No Good Can Come From Bad

Friend fell back into addiction. I thought I felt powerless as I listened to him downplay his use.

I felt even more useless as he started looking off into corners. Then said the voices that he was hearing "weren't from meth, they were from living with [his] parents".

While I was away, my bf went over to him holding a kitchen knife to keep his parents (who were half a world away on vacation) in the basement. He hid in a bench for 6 hours.

Finally, he called the cops on his voices.

Visited him everyday I could in the mental ward. When he got out, he blew up our friendship, went missing, went back into the psych ward. That's the last thing I knew.


As the years go by, it's harder to imagine what life was like before the invention of the things we take for granted today. Things like cell phones that boast professional camera functions, ordering food online, and of course, social media.

Ask any 18-year-old what the world was like before social media came along, and they won't be able to answer. I barely remember that world!

Some people are worried about the way social media has overtaken the lives of children and wonder if we should place age restrictions on social media. Currently, most social media sites stipulate that users must be at least 13 years of age to register for an account.

Keep reading...Show less
People Divulge The Most Embarrassing Thing They've Ever Witnessed

It's all our deepest fear to fall flat on our faces when there's a bunch of people around. No one wants to look the fool, and no one wants to look the fool especially when it happens before a group of people you're going to see every day for the forseeable future.

Embarrassing moments can come out of nowhere, but how you handle yourself in the aftermath is what matters. Laugh it off, shake it off, go with the chuckles, and let the people know you can't be hurt by it.

Well, unless you're any of the people in the stories below. Then I'd consider getting a new address and name.

Keep reading...Show less
People Break Down Which Things Dumb People Say To Sound Smart

Not everyone is capable of mastering the art of conversation.

It takes skill to perpetuate a lively discussion while also being a respectful listener.

Some people are naturals at this.

Others, however, make up for their self-aware verbal shortcomings by overcompensating. Unfortunately, the ruse ends up exposing their insecurity, much to the delight of their amused audience.

Keep reading...Show less
People Describe The Things They've Witnessed That Will Haunt Them Forever

*The following article contains discussion of suicide/self-harm.

Positive memories stay with us forever that we can always revisit with a smile.

Witnessing a loved one receiving their diploma after years of dedicated studying, celebrating a sports victory with other teammates, or traveling to a dream destination with your significant other after months–even years–of careful planning.

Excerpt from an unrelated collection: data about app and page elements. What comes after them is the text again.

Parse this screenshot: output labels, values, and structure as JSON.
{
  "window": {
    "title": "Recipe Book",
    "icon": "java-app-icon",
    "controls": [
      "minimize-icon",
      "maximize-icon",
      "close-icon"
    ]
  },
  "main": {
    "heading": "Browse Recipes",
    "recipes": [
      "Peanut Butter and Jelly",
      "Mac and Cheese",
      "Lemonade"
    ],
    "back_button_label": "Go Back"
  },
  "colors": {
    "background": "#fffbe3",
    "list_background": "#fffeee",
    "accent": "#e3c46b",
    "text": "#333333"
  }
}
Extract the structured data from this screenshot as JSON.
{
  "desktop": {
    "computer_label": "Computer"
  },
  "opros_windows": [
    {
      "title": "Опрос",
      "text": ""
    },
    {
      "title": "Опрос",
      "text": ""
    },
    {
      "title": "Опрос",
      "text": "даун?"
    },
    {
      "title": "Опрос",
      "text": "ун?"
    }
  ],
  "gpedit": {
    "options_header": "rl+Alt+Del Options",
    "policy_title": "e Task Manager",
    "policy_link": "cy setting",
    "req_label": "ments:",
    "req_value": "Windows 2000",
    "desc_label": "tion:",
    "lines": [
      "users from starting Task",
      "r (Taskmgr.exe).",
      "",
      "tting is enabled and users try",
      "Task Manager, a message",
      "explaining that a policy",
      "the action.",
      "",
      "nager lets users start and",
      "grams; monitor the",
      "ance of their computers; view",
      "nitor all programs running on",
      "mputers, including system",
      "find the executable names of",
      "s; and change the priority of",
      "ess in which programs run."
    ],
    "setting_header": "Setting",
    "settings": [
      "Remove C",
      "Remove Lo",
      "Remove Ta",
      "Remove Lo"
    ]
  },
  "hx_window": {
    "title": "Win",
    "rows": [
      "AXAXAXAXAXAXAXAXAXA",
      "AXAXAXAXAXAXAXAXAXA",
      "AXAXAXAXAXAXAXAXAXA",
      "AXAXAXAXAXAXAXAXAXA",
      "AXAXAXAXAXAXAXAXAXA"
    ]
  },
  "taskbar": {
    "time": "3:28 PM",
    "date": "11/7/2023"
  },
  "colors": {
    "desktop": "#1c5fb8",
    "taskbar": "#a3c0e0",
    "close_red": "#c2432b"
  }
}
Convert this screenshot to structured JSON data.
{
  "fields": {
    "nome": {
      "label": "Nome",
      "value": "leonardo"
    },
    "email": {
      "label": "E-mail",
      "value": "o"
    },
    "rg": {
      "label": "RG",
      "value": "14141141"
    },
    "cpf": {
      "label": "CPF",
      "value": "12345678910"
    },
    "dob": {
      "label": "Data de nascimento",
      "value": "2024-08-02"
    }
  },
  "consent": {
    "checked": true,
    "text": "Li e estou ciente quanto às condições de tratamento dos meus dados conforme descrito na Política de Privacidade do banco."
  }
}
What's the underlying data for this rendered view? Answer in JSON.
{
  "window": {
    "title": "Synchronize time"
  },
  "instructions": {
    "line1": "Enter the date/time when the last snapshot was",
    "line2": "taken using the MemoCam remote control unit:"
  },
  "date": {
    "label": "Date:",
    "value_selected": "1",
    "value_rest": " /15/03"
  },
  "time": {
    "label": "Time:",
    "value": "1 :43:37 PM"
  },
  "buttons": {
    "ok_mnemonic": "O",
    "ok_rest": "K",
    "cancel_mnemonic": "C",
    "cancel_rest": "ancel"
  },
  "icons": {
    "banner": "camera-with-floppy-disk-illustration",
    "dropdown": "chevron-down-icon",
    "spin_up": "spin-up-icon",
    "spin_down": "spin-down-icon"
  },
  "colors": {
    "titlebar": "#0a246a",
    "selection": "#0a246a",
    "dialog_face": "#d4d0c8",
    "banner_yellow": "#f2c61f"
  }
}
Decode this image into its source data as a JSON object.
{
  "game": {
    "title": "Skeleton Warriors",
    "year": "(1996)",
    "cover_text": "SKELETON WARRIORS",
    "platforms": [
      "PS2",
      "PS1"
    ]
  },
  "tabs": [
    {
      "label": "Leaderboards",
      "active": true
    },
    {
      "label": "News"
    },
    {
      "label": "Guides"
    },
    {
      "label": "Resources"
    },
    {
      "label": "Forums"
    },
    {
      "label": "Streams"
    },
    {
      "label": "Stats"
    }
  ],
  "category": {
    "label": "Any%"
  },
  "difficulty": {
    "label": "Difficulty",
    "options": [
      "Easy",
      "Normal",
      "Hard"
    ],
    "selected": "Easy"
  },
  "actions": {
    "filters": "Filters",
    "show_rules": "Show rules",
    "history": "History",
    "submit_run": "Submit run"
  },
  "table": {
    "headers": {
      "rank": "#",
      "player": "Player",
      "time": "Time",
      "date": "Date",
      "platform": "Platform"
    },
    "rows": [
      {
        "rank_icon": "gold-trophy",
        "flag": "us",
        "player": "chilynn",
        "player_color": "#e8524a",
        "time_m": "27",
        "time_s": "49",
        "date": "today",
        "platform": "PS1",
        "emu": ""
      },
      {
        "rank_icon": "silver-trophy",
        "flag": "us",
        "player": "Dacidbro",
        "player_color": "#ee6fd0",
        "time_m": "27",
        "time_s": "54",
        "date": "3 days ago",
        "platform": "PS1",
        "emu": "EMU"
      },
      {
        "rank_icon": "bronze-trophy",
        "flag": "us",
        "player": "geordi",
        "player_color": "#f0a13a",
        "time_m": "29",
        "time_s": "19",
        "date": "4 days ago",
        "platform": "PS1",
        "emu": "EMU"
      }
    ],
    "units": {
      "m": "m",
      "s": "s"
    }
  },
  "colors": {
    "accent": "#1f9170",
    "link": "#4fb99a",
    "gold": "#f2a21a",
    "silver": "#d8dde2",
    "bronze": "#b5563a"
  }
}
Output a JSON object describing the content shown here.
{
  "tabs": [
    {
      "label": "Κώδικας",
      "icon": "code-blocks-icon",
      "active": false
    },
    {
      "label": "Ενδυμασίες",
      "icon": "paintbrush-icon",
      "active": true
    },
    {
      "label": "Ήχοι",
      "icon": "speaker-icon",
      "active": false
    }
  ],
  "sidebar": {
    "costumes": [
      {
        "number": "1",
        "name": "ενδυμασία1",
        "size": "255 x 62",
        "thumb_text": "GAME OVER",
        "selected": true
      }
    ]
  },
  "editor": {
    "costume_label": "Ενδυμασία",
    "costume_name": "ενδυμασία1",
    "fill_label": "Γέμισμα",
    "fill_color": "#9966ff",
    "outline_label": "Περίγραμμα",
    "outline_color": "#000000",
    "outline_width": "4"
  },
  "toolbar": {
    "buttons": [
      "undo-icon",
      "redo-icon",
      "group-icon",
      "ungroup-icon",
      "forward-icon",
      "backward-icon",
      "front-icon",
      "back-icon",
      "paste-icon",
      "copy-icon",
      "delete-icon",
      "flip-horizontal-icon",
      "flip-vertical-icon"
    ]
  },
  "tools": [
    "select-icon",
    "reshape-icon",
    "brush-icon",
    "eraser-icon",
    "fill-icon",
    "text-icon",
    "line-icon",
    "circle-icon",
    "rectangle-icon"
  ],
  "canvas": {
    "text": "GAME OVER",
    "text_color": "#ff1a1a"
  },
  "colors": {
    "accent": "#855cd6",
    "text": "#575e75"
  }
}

But in addition to reveling in nostalgia, there are other life experiences we'd like to soon forget but have a difficult time shaking off.

Keep reading...Show less